(Data records)
★ ★ ★ ★ ★

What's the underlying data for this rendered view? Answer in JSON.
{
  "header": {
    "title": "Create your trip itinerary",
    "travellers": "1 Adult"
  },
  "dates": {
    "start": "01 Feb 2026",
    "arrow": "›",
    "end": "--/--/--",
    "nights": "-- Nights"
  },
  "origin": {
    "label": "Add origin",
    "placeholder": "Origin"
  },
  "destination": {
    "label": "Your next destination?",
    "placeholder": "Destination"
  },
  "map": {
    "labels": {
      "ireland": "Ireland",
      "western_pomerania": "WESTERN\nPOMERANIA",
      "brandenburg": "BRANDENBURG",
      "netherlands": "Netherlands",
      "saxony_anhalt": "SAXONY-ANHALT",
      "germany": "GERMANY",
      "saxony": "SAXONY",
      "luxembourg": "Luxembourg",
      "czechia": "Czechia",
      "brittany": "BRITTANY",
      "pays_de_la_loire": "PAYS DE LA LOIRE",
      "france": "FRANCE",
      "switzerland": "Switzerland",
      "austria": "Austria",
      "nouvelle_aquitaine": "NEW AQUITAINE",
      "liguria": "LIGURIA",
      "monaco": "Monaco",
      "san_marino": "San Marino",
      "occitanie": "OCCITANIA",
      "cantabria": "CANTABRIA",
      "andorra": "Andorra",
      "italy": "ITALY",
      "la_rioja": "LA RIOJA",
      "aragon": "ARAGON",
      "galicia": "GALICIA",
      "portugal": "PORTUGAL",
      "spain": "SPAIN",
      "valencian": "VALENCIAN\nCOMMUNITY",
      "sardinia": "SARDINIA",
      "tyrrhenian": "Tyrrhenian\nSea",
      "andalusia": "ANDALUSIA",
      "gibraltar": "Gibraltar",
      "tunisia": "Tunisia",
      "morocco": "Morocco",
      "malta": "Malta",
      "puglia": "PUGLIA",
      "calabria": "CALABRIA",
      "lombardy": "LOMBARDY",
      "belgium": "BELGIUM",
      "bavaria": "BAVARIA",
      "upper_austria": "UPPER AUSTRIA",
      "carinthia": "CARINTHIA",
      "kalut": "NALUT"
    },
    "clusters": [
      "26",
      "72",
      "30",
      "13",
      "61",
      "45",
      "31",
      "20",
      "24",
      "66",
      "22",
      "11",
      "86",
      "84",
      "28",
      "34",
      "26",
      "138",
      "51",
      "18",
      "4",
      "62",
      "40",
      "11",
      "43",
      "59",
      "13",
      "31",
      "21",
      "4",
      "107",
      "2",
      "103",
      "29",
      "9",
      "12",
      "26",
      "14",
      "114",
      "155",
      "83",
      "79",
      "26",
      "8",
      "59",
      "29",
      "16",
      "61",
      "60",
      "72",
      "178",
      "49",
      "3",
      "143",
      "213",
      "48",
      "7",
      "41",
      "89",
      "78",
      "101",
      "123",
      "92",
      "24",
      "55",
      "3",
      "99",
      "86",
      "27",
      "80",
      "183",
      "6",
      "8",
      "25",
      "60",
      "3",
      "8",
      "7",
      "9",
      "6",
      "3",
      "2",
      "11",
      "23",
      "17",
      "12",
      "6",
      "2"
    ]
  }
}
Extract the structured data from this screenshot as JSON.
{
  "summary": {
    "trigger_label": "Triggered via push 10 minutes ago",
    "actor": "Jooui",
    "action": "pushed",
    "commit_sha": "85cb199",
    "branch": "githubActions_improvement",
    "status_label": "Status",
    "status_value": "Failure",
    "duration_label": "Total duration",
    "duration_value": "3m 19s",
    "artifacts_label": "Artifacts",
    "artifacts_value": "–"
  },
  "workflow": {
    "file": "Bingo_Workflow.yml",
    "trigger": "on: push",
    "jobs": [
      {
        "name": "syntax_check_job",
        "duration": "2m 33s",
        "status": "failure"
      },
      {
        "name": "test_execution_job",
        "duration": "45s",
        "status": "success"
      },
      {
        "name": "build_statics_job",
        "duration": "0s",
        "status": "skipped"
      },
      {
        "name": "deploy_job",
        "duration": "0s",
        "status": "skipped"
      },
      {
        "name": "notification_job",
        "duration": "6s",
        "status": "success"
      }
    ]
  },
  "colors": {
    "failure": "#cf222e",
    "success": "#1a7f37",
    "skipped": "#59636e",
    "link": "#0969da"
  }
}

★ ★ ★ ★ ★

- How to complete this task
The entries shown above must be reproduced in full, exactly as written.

- Your solution
What's the underlying data for this rendered view? Answer in JSON.
{
  "header": {
    "title": "Create your trip itinerary",
    "travellers": "1 Adult"
  },
  "dates": {
    "start": "01 Feb 2026",
    "arrow": "›",
    "end": "--/--/--",
    "nights": "-- Nights"
  },
  "origin": {
    "label": "Add origin",
    "placeholder": "Origin"
  },
  "destination": {
    "label": "Your next destination?",
    "placeholder": "Destination"
  },
  "map": {
    "labels": {
      "ireland": "Ireland",
      "western_pomerania": "WESTERN\nPOMERANIA",
      "brandenburg": "BRANDENBURG",
      "netherlands": "Netherlands",
      "saxony_anhalt": "SAXONY-ANHALT",
      "germany": "GERMANY",
      "saxony": "SAXONY",
      "luxembourg": "Luxembourg",
      "czechia": "Czechia",
      "brittany": "BRITTANY",
      "pays_de_la_loire": "PAYS DE LA LOIRE",
      "france": "FRANCE",
      "switzerland": "Switzerland",
      "austria": "Austria",
      "nouvelle_aquitaine": "NEW AQUITAINE",
      "liguria": "LIGURIA",
      "monaco": "Monaco",
      "san_marino": "San Marino",
      "occitanie": "OCCITANIA",
      "cantabria": "CANTABRIA",
      "andorra": "Andorra",
      "italy": "ITALY",
      "la_rioja": "LA RIOJA",
      "aragon": "ARAGON",
      "galicia": "GALICIA",
      "portugal": "PORTUGAL",
      "spain": "SPAIN",
      "valencian": "VALENCIAN\nCOMMUNITY",
      "sardinia": "SARDINIA",
      "tyrrhenian": "Tyrrhenian\nSea",
      "andalusia": "ANDALUSIA",
      "gibraltar": "Gibraltar",
      "tunisia": "Tunisia",
      "morocco": "Morocco",
      "malta": "Malta",
      "puglia": "PUGLIA",
      "calabria": "CALABRIA",
      "lombardy": "LOMBARDY",
      "belgium": "BELGIUM",
      "bavaria": "BAVARIA",
      "upper_austria": "UPPER AUSTRIA",
      "carinthia": "CARINTHIA",
      "kalut": "NALUT"
    },
    "clusters": [
      "26",
      "72",
      "30",
      "13",
      "61",
      "45",
      "31",
      "20",
      "24",
      "66",
      "22",
      "11",
      "86",
      "84",
      "28",
      "34",
      "26",
      "138",
      "51",
      "18",
      "4",
      "62",
      "40",
      "11",
      "43",
      "59",
      "13",
      "31",
      "21",
      "4",
      "107",
      "2",
      "103",
      "29",
      "9",
      "12",
      "26",
      "14",
      "114",
      "155",
      "83",
      "79",
      "26",
      "8",
      "59",
      "29",
      "16",
      "61",
      "60",
      "72",
      "178",
      "49",
      "3",
      "143",
      "213",
      "48",
      "7",
      "41",
      "89",
      "78",
      "101",
      "123",
      "92",
      "24",
      "55",
      "3",
      "99",
      "86",
      "27",
      "80",
      "183",
      "6",
      "8",
      "25",
      "60",
      "3",
      "8",
      "7",
      "9",
      "6",
      "3",
      "2",
      "11",
      "23",
      "17",
      "12",
      "6",
      "2"
    ]
  }
}
Extract the structured data from this screenshot as JSON.
{
  "summary": {
    "trigger_label": "Triggered via push 10 minutes ago",
    "actor": "Jooui",
    "action": "pushed",
    "commit_sha": "85cb199",
    "branch": "githubActions_improvement",
    "status_label": "Status",
    "status_value": "Failure",
    "duration_label": "Total duration",
    "duration_value": "3m 19s",
    "artifacts_label": "Artifacts",
    "artifacts_value": "–"
  },
  "workflow": {
    "file": "Bingo_Workflow.yml",
    "trigger": "on: push",
    "jobs": [
      {
        "name": "syntax_check_job",
        "duration": "2m 33s",
        "status": "failure"
      },
      {
        "name": "test_execution_job",
        "duration": "45s",
        "status": "success"
      },
      {
        "name": "build_statics_job",
        "duration": "0s",
        "status": "skipped"
      },
      {
        "name": "deploy_job",
        "duration": "0s",
        "status": "skipped"
      },
      {
        "name": "notification_job",
        "duration": "6s",
        "status": "success"
      }
    ]
  },
  "colors": {
    "failure": "#cf222e",
    "success": "#1a7f37",
    "skipped": "#59636e",
    "link": "#0969da"
  }
}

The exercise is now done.